The story, exposition and incident strike me as stiff. The male lead Robert Peyton brings to mind Fred MacMurray, with the lanky build and without acting chops. Too shopworn sultry for me, actress Florence Marly is given lines in which her character annoyingly refers to herself in the third person. “Steffi went shopping today. Do you like Steffi’s dress?”
Large gestures in keeping with post-war potboilers mar believability. When told the war is over, the kamikaze trainee throws his cup of sake across the room. In fact, Japanese drill instructors would have had recruits beaten out of any tendency toward spontaneous or undisciplined gestures like throwing stuff.
Interesting shots are so brief as to be impossible to take in. For example, a better director would have lingered with a shot that used as background one of the Two Kings guardian figures standing outside a Buddhist temple.
However, the most appealing point of this movie is that it was filmed entirely in Japan. Street scenes of the Ginza and Yurakucho look developed, a real tribute to Japanese re-building in only six years after the war. The scene in the working man’s izakaya (dive) works as an illustration of a wicked den of iniquity. Smoking, drinking, singing, girls in hula-skirts dancing on tables.

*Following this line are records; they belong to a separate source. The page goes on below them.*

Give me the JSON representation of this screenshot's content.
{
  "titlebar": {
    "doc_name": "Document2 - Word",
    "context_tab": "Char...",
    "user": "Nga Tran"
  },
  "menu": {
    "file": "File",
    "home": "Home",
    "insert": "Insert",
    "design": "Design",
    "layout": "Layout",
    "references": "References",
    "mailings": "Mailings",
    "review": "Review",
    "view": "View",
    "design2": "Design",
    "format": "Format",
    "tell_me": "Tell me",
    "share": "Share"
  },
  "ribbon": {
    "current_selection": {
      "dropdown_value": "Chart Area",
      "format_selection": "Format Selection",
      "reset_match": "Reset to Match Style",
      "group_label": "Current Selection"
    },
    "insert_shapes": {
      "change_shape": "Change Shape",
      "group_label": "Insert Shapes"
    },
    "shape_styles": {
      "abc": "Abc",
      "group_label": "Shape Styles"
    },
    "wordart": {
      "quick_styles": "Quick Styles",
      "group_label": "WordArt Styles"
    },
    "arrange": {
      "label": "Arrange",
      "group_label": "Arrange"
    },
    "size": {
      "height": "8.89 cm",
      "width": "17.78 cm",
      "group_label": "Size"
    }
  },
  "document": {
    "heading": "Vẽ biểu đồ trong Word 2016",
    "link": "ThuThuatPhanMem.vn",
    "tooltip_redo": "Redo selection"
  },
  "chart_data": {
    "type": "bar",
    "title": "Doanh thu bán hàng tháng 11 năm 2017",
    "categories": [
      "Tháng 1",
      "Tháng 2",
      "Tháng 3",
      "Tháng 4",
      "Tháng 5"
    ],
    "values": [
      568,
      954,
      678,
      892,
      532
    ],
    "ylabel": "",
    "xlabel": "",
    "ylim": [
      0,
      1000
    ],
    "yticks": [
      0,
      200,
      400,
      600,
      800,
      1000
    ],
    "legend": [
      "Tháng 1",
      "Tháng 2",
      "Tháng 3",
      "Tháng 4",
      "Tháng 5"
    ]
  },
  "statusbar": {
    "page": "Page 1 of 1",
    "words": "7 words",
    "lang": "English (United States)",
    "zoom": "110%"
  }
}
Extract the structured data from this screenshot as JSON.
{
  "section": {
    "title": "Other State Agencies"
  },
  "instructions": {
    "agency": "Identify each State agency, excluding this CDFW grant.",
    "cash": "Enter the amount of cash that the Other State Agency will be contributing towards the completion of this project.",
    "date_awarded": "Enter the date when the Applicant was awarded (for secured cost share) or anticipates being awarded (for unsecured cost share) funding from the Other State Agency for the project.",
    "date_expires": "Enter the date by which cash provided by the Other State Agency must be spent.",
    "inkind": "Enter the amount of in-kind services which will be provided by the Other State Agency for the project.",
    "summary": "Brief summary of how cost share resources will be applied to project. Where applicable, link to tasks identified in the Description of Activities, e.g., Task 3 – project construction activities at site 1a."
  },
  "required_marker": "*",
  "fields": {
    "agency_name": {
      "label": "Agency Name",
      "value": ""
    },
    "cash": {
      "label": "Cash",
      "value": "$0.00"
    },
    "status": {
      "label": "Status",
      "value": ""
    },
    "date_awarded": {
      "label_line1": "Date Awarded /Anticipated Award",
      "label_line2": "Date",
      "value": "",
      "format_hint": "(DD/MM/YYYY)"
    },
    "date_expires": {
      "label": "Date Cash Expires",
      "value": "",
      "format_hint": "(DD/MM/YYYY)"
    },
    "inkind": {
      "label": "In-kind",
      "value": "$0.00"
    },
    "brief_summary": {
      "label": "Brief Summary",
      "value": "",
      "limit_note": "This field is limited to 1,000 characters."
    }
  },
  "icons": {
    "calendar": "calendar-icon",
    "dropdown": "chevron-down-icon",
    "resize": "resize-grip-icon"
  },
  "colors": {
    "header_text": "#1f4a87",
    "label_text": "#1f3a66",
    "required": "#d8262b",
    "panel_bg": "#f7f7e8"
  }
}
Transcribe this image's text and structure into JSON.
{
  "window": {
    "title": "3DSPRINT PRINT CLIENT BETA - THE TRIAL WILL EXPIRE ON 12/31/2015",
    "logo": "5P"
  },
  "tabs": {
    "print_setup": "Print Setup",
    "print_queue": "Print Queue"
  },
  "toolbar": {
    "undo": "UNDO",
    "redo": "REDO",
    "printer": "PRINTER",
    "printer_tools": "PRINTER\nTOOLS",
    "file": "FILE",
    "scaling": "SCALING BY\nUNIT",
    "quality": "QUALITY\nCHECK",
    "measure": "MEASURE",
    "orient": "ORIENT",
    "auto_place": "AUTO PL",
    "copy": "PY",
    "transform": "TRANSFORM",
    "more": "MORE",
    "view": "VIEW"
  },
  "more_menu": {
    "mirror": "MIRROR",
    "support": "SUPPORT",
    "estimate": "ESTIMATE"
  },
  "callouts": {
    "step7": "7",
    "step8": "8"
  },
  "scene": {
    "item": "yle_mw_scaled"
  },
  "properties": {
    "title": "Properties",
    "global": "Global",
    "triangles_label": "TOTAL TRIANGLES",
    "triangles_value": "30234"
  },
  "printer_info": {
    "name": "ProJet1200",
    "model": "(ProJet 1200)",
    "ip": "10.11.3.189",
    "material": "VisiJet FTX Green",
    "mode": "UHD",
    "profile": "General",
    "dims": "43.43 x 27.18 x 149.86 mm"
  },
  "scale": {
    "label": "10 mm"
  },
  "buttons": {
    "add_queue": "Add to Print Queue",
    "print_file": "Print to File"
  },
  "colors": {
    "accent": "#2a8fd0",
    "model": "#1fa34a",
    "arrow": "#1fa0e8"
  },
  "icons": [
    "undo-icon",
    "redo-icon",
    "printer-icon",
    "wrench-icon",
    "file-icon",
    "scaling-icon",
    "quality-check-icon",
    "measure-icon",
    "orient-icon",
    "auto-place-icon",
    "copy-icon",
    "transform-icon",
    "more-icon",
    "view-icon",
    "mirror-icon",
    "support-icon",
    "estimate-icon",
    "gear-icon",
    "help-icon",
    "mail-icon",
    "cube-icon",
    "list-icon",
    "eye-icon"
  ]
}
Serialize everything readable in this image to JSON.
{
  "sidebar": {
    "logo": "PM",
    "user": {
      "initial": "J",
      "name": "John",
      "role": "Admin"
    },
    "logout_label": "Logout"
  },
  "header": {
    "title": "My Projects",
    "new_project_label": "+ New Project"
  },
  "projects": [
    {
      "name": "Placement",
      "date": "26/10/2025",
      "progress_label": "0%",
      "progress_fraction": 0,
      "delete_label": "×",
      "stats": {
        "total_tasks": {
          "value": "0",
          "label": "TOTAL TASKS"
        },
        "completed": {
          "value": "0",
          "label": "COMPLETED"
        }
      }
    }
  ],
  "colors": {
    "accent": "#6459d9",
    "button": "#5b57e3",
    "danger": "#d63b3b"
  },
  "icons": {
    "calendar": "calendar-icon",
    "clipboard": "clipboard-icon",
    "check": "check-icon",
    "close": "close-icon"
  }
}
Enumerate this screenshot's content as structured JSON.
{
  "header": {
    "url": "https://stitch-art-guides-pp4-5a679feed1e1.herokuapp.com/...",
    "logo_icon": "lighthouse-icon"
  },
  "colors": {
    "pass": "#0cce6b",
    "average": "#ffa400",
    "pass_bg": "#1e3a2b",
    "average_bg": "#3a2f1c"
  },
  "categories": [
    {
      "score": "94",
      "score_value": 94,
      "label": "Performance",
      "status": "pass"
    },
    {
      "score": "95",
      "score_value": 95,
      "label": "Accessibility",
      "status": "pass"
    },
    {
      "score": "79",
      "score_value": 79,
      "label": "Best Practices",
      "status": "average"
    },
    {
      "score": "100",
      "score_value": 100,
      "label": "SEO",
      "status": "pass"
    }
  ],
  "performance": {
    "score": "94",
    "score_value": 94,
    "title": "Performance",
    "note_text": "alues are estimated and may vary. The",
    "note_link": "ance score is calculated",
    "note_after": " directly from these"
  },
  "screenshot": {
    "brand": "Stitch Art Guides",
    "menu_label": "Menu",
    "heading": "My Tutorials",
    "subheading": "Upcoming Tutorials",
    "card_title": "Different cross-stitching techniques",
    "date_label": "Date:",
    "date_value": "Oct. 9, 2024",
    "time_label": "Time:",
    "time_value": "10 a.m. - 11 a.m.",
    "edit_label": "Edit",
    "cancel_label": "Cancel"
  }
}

It looks like a lot of fun.
I think because of the authentic setting, the movie is well worth watching for anybody who has an interest in Japan or people who have visited the Ginza.